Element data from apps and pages
§

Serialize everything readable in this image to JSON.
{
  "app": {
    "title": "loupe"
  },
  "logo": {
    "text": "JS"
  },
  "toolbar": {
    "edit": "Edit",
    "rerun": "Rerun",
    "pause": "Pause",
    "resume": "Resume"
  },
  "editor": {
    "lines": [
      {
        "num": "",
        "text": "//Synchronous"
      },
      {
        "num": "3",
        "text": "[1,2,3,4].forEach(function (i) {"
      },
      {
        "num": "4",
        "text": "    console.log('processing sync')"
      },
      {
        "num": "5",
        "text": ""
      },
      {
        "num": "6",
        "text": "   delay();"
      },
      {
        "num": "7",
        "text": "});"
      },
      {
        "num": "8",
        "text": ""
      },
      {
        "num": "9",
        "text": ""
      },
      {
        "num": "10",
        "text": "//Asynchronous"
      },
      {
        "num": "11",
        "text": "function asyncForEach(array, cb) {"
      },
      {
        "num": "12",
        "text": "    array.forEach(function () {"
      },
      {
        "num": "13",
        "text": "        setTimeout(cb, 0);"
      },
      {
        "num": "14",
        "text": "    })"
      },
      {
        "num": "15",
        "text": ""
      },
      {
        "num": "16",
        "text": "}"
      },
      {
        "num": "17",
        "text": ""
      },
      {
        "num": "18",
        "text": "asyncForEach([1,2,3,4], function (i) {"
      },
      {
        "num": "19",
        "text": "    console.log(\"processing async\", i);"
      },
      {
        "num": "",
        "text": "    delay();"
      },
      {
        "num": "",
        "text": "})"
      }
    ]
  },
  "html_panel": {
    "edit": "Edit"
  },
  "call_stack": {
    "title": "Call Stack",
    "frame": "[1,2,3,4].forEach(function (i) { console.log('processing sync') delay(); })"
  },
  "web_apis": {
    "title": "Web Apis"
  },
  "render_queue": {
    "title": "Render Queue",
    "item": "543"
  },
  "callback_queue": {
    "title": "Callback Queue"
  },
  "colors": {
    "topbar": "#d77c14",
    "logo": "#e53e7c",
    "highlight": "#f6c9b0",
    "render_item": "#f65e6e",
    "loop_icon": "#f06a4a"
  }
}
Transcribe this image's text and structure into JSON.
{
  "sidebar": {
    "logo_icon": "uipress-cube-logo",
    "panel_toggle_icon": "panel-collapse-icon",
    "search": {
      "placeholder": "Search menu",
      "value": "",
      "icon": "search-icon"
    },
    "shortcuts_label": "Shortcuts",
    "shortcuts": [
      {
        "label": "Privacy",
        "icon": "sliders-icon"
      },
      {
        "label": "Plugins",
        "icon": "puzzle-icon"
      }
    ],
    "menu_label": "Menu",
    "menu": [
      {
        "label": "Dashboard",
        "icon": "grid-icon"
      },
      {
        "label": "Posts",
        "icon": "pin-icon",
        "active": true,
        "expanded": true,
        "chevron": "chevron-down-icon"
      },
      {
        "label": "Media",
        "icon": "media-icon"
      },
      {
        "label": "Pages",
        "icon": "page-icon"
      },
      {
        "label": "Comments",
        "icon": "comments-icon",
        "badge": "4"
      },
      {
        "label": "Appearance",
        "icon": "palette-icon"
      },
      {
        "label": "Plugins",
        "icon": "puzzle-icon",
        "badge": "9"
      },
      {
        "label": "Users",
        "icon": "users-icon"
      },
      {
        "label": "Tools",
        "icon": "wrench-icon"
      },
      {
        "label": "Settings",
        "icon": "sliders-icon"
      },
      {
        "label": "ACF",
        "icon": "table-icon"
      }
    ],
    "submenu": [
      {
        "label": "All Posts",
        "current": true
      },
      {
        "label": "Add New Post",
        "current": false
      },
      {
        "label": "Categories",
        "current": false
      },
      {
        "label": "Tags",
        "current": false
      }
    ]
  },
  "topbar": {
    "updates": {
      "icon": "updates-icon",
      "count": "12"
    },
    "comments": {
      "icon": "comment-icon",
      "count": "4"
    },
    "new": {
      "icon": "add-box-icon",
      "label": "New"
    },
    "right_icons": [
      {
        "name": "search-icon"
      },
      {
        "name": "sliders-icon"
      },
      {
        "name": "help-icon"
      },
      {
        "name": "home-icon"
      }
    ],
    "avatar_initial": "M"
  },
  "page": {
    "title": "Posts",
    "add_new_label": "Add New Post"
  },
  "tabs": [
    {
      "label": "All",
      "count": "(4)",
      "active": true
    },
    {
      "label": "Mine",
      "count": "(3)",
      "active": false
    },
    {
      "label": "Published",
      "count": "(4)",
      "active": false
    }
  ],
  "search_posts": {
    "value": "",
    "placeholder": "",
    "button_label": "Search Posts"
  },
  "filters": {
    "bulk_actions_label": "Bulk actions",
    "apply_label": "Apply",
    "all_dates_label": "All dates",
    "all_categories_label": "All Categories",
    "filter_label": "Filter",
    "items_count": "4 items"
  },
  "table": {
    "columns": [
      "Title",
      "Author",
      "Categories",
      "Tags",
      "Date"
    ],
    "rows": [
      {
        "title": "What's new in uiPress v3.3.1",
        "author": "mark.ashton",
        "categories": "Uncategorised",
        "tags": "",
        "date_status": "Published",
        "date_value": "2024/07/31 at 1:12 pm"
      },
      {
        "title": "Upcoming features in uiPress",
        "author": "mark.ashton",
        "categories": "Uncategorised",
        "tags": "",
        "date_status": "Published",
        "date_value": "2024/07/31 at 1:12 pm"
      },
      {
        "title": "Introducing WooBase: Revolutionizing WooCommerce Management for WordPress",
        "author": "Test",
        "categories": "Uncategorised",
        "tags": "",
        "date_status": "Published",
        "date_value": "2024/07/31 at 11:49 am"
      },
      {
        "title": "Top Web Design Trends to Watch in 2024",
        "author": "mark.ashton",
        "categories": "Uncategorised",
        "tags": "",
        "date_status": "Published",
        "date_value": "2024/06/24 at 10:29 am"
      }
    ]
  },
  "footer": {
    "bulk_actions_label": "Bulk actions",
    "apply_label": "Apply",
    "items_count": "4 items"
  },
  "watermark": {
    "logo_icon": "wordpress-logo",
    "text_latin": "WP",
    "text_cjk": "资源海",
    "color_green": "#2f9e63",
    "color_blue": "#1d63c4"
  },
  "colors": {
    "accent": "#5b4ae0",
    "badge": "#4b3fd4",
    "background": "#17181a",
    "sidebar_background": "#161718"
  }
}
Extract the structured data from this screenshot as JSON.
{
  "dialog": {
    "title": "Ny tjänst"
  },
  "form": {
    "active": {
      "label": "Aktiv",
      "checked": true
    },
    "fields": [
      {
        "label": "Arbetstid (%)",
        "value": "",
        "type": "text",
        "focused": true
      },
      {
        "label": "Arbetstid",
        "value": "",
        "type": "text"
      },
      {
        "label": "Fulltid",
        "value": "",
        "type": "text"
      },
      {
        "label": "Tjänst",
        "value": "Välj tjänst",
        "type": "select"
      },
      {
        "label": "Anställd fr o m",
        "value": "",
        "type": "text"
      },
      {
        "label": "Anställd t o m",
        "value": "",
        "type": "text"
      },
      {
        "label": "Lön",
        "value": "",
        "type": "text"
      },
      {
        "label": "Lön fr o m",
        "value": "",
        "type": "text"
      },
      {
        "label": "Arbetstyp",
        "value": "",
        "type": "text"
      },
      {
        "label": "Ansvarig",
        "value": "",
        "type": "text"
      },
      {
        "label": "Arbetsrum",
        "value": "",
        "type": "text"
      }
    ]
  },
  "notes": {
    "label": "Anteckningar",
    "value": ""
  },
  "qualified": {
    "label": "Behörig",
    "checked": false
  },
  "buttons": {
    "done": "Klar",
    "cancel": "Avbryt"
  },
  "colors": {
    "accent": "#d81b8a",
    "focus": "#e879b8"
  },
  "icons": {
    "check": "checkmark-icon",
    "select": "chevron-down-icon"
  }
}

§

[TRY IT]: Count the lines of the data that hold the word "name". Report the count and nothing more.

[THE COMPLETED TASK]: 4